If a police officer asks a driver "Have you been drinking?", then the driver should either plead the fifth (and not answer the question), or answer the question truthfully. Let's assume the driver only answers yes or no for the moment, without divulging further details. Is there a legal definition or understanding which determines whether the driver answered truthfully? Is the question essentially equivalent to "Do you think you currently have any measurable blood alcohol level?"
Words and sentences have their ordinary meaning, unless a special meaning has been assigned by the legislature or (sort of) by the courts. The legislature may therefore specifically define "deadly weapon" to not include a knife with a 2 inch blade; or it might so define a short blade knife as a "deadly weapon". This expression has no special meaning, therefore it literally means what you think it means. It is used to get detainees to contribute to probable cause, at least in the case of traffic stops. Similarly, the statement "it would help me a lot if I could look in your trunk" is simply a statement of personal opinion and does not require any response by you, nevertheless the expression is used to get people to voluntarily expose the illegal goods in their trunk.
The question is, grammatically speaking, quite vague, so if for some reason you say "no" and they still arrest you (beer breath? whatever their reason), the question is whether you willfully uttered an untruth. It would be incumbent on you (via your lawyer) to present the meaning that you had assumed at the time. If you assumed that the question was, literally, "have you consumed any amount of alcohol in the last 2 hours?" and you had a half glass of wine two hours ago, you lied. If you assumed that the question was "have you consumed enough alcohol that you are now over the legal limit", then you didn't lie.
The interpretation "any measurable blood alcohol level" is highly implausible, since one might measure .001% blood alcohol – it's not a crime to have measurable blood alcohol. The officer's intention is to get probably cause, and the detainee's interpretive strategy should be related to the legitimate interests of police officers in detaining drivers – about levels of alcohol consumption that constitute legally-impaired driving.
Have you been drinking means have you consumed any alcohol when you take it in a literal sense. Now to be a bit pedantic, you will have to excuse me because of the nature of the question.. they should ask "Have you been drinking any alcohol in the last 24 hours" if being literal, but that is not critical as it can be assumed the driver understands it is regarding alcohol, but this is not as literal as it seems. This is because:

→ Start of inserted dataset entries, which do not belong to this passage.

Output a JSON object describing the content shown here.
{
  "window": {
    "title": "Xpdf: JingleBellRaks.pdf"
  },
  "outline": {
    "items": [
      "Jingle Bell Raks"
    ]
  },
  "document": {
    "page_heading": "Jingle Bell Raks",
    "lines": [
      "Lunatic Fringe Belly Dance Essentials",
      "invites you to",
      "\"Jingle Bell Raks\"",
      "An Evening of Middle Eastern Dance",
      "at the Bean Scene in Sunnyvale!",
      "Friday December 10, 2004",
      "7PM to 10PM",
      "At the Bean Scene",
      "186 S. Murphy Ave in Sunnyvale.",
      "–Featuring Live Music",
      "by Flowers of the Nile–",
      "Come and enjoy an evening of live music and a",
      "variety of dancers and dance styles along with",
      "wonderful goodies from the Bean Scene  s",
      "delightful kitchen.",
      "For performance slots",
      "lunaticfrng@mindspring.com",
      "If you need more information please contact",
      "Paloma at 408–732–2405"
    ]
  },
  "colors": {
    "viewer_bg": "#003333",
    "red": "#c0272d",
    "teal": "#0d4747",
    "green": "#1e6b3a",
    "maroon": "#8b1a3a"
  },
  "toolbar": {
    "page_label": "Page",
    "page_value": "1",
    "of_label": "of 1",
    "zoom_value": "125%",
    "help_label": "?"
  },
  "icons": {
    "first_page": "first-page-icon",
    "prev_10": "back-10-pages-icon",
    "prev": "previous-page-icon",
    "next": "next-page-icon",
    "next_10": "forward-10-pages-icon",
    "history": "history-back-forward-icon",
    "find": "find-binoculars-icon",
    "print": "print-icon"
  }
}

The officer will run tests to see if the driver is above or below the limit regardless of the response. If the driver says yes, but less than the legal limit then the officer still has to check the level of alcohol so it is actually just a yes or no question that has the same outcome. They would have seen something to want to pull over the driver to begin with.
I don't recall a case where saying yes has reduced a penalty for a drunk driver, this is because when the officer says "Have you been drinking", it is as good as saying "I suspect you have been drinking and we are going to have to run some tests". most of the time.
To summarise : Have you been drinking? and Have you been drinking any alcohol in the last 24 hours? are almost interchangeable in these scenarios even though they have different literal meanings, but logically they mean the same thing and the officer might as well open with "I suspect you have been drinking and we are going to have to run some tests".
I think this is more a question about English than Law though. There is no special meaning legally that is any different from laymen's terms.
Typically, the cop pulling you over is detaining you, which means they have a reasonable suspicion that a crime has been committed and is investigating. While you cannot leave the scene until the investigation is resolved, you do not have to answer any questions posed to you (save for providing identification) though statements against your interests, if made, can be used against you in the court of law (Cop: Sir, have you been drinking? Driver: Which one of you wants to know hic? are not in your interests).
It can be debatable if they can even use the statements against you in court because of Miranda rules, but there's probably a legal excuse to get them admitted. Really, the purpose of asking is many people (especially drunks. As Ron White recalled from a time he got drunk and police became involved "I had the right to remain silent, but I did not have the ability") would rather verbally defend themselves against the accusation and volunteer information. It could be "I had a glass of wine with dinner before going to see a 2 hour 45 minute (with previews) film and then drove home after we had ice cream and discussed the terrible film for another 45 minutes" or "I'm not as think as you drunk I am." In the later case, it might explain a BAC higher than 0 but less than the legal limit... as an adult would have probably metabolized the alcohol to a safe to drive BAC by that time. In the former, you'll surely be asked to step out of the car, sir.
As Admiral Ackbar so famously said. It is a trap. You have the right to remain silent. If you use this right when dealing with police your chance at a better outcome improves drastically.
Dont speak to them. They are not your friends. You are not obligated to tell them anything. In fact you have the right not to say anything.
Nothing good can come from talking with them and no inference of your guilt can be made from you exercise your right to keep you trap shut.
What the miranda rights conveniently omits is that what you say can be used against you but nothing you say in an interrogation can be used in your defense.
There is literarly no way in which speaking to police in any way further than providing them with an alibi is in your own personal best interest.